RECORDS PROVIDED: Begin
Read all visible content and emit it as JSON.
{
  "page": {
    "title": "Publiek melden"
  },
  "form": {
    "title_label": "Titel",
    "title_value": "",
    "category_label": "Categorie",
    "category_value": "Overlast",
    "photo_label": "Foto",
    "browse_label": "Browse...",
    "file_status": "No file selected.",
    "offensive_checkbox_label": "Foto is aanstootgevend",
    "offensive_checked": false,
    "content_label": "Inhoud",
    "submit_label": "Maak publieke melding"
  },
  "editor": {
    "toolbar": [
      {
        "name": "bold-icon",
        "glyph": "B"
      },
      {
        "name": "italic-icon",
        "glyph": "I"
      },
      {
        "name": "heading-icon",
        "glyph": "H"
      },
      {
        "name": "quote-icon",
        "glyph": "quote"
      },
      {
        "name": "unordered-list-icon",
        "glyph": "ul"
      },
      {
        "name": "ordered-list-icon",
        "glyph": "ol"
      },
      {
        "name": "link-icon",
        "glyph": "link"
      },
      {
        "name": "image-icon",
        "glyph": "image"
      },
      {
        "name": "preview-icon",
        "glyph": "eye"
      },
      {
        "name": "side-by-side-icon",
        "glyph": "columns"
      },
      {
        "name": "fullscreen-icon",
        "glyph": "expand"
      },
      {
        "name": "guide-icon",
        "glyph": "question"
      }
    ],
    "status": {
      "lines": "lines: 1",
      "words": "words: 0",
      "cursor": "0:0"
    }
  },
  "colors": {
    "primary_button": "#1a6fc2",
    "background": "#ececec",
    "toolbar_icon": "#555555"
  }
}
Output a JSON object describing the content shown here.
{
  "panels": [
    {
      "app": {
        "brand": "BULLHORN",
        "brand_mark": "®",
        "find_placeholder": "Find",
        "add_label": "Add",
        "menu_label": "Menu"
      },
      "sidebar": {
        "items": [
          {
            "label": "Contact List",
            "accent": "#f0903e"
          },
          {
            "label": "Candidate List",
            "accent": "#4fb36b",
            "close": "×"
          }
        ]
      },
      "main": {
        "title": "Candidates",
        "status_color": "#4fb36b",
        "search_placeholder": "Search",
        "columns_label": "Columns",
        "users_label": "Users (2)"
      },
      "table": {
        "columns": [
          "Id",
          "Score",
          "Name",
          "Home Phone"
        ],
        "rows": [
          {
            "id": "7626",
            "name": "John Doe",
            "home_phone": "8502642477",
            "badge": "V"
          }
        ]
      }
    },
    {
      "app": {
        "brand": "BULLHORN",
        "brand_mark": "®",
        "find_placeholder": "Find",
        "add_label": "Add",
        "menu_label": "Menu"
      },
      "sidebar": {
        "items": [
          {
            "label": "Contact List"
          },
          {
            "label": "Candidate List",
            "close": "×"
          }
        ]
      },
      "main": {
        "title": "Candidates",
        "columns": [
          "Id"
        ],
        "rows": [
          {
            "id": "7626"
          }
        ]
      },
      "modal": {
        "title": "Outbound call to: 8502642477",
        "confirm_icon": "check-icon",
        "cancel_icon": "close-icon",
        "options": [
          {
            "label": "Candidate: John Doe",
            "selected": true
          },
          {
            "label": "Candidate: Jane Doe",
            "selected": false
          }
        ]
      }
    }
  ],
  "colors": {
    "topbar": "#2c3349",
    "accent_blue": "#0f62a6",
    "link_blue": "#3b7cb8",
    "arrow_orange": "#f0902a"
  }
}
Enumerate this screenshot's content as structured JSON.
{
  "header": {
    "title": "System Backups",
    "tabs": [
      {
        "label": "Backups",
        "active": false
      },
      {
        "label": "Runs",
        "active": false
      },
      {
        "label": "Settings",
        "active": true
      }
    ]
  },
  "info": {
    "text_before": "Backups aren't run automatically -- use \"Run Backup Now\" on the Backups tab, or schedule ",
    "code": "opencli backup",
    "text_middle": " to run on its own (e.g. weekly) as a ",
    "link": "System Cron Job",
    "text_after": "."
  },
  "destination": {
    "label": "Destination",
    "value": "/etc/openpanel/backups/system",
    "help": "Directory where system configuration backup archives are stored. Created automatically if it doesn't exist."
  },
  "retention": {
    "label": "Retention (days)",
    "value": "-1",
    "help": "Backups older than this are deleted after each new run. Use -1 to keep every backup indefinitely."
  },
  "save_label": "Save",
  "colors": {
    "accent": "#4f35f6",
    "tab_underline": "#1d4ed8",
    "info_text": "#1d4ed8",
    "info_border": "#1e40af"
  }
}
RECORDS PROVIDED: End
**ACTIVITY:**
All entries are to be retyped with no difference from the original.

**TASK SOLUTION:**
Read all visible content and emit it as JSON.
{
  "page": {
    "title": "Publiek melden"
  },
  "form": {
    "title_label": "Titel",
    "title_value": "",
    "category_label": "Categorie",
    "category_value": "Overlast",
    "photo_label": "Foto",
    "browse_label": "Browse...",
    "file_status": "No file selected.",
    "offensive_checkbox_label": "Foto is aanstootgevend",
    "offensive_checked": false,
    "content_label": "Inhoud",
    "submit_label": "Maak publieke melding"
  },
  "editor": {
    "toolbar": [
      {
        "name": "bold-icon",
        "glyph": "B"
      },
      {
        "name": "italic-icon",
        "glyph": "I"
      },
      {
        "name": "heading-icon",
        "glyph": "H"
      },
      {
        "name": "quote-icon",
        "glyph": "quote"
      },
      {
        "name": "unordered-list-icon",
        "glyph": "ul"
      },
      {
        "name": "ordered-list-icon",
        "glyph": "ol"
      },
      {
        "name": "link-icon",
        "glyph": "link"
      },
      {
        "name": "image-icon",
        "glyph": "image"
      },
      {
        "name": "preview-icon",
        "glyph": "eye"
      },
      {
        "name": "side-by-side-icon",
        "glyph": "columns"
      },
      {
        "name": "fullscreen-icon",
        "glyph": "expand"
      },
      {
        "name": "guide-icon",
        "glyph": "question"
      }
    ],
    "status": {
      "lines": "lines: 1",
      "words": "words: 0",
      "cursor": "0:0"
    }
  },
  "colors": {
    "primary_button": "#1a6fc2",
    "background": "#ececec",
    "toolbar_icon": "#555555"
  }
}
Output a JSON object describing the content shown here.
{
  "panels": [
    {
      "app": {
        "brand": "BULLHORN",
        "brand_mark": "®",
        "find_placeholder": "Find",
        "add_label": "Add",
        "menu_label": "Menu"
      },
      "sidebar": {
        "items": [
          {
            "label": "Contact List",
            "accent": "#f0903e"
          },
          {
            "label": "Candidate List",
            "accent": "#4fb36b",
            "close": "×"
          }
        ]
      },
      "main": {
        "title": "Candidates",
        "status_color": "#4fb36b",
        "search_placeholder": "Search",
        "columns_label": "Columns",
        "users_label": "Users (2)"
      },
      "table": {
        "columns": [
          "Id",
          "Score",
          "Name",
          "Home Phone"
        ],
        "rows": [
          {
            "id": "7626",
            "name": "John Doe",
            "home_phone": "8502642477",
            "badge": "V"
          }
        ]
      }
    },
    {
      "app": {
        "brand": "BULLHORN",
        "brand_mark": "®",
        "find_placeholder": "Find",
        "add_label": "Add",
        "menu_label": "Menu"
      },
      "sidebar": {
        "items": [
          {
            "label": "Contact List"
          },
          {
            "label": "Candidate List",
            "close": "×"
          }
        ]
      },
      "main": {
        "title": "Candidates",
        "columns": [
          "Id"
        ],
        "rows": [
          {
            "id": "7626"
          }
        ]
      },
      "modal": {
        "title": "Outbound call to: 8502642477",
        "confirm_icon": "check-icon",
        "cancel_icon": "close-icon",
        "options": [
          {
            "label": "Candidate: John Doe",
            "selected": true
          },
          {
            "label": "Candidate: Jane Doe",
            "selected": false
          }
        ]
      }
    }
  ],
  "colors": {
    "topbar": "#2c3349",
    "accent_blue": "#0f62a6",
    "link_blue": "#3b7cb8",
    "arrow_orange": "#f0902a"
  }
}
Enumerate this screenshot's content as structured JSON.
{
  "header": {
    "title": "System Backups",
    "tabs": [
      {
        "label": "Backups",
        "active": false
      },
      {
        "label": "Runs",
        "active": false
      },
      {
        "label": "Settings",
        "active": true
      }
    ]
  },
  "info": {
    "text_before": "Backups aren't run automatically -- use \"Run Backup Now\" on the Backups tab, or schedule ",
    "code": "opencli backup",
    "text_middle": " to run on its own (e.g. weekly) as a ",
    "link": "System Cron Job",
    "text_after": "."
  },
  "destination": {
    "label": "Destination",
    "value": "/etc/openpanel/backups/system",
    "help": "Directory where system configuration backup archives are stored. Created automatically if it doesn't exist."
  },
  "retention": {
    "label": "Retention (days)",
    "value": "-1",
    "help": "Backups older than this are deleted after each new run. Use -1 to keep every backup indefinitely."
  },
  "save_label": "Save",
  "colors": {
    "accent": "#4f35f6",
    "tab_underline": "#1d4ed8",
    "info_text": "#1d4ed8",
    "info_border": "#1e40af"
  }
}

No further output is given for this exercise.